Exercise description: Return every record below exactly as given.

*** Block opens ***

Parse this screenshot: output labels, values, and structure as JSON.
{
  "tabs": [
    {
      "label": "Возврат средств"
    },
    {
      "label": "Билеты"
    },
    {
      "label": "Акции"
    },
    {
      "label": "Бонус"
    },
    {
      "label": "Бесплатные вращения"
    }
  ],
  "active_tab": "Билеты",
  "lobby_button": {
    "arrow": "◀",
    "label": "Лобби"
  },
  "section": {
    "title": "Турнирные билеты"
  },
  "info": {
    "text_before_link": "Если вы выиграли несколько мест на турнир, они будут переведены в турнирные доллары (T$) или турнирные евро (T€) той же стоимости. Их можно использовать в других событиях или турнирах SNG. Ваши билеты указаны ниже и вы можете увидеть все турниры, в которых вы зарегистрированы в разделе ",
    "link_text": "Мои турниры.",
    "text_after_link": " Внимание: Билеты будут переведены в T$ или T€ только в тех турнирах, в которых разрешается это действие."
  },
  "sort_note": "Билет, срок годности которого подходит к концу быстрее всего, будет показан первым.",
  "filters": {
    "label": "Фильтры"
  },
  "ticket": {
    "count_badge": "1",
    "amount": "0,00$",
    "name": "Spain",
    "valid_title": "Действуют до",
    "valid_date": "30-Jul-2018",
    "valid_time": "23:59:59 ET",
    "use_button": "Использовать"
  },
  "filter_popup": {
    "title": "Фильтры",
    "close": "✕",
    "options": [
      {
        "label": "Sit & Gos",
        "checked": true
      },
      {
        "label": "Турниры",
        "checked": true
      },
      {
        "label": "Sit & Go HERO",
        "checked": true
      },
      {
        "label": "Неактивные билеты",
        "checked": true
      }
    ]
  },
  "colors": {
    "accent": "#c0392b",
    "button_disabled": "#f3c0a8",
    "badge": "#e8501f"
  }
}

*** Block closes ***

Reply to the exercise:
Parse this screenshot: output labels, values, and structure as JSON.
{
  "tabs": [
    {
      "label": "Возврат средств"
    },
    {
      "label": "Билеты"
    },
    {
      "label": "Акции"
    },
    {
      "label": "Бонус"
    },
    {
      "label": "Бесплатные вращения"
    }
  ],
  "active_tab": "Билеты",
  "lobby_button": {
    "arrow": "◀",
    "label": "Лобби"
  },
  "section": {
    "title": "Турнирные билеты"
  },
  "info": {
    "text_before_link": "Если вы выиграли несколько мест на турнир, они будут переведены в турнирные доллары (T$) или турнирные евро (T€) той же стоимости. Их можно использовать в других событиях или турнирах SNG. Ваши билеты указаны ниже и вы можете увидеть все турниры, в которых вы зарегистрированы в разделе ",
    "link_text": "Мои турниры.",
    "text_after_link": " Внимание: Билеты будут переведены в T$ или T€ только в тех турнирах, в которых разрешается это действие."
  },
  "sort_note": "Билет, срок годности которого подходит к концу быстрее всего, будет показан первым.",
  "filters": {
    "label": "Фильтры"
  },
  "ticket": {
    "count_badge": "1",
    "amount": "0,00$",
    "name": "Spain",
    "valid_title": "Действуют до",
    "valid_date": "30-Jul-2018",
    "valid_time": "23:59:59 ET",
    "use_button": "Использовать"
  },
  "filter_popup": {
    "title": "Фильтры",
    "close": "✕",
    "options": [
      {
        "label": "Sit & Gos",
        "checked": true
      },
      {
        "label": "Турниры",
        "checked": true
      },
      {
        "label": "Sit & Go HERO",
        "checked": true
      },
      {
        "label": "Неактивные билеты",
        "checked": true
      }
    ]
  },
  "colors": {
    "accent": "#c0392b",
    "button_disabled": "#f3c0a8",
    "badge": "#e8501f"
  }
}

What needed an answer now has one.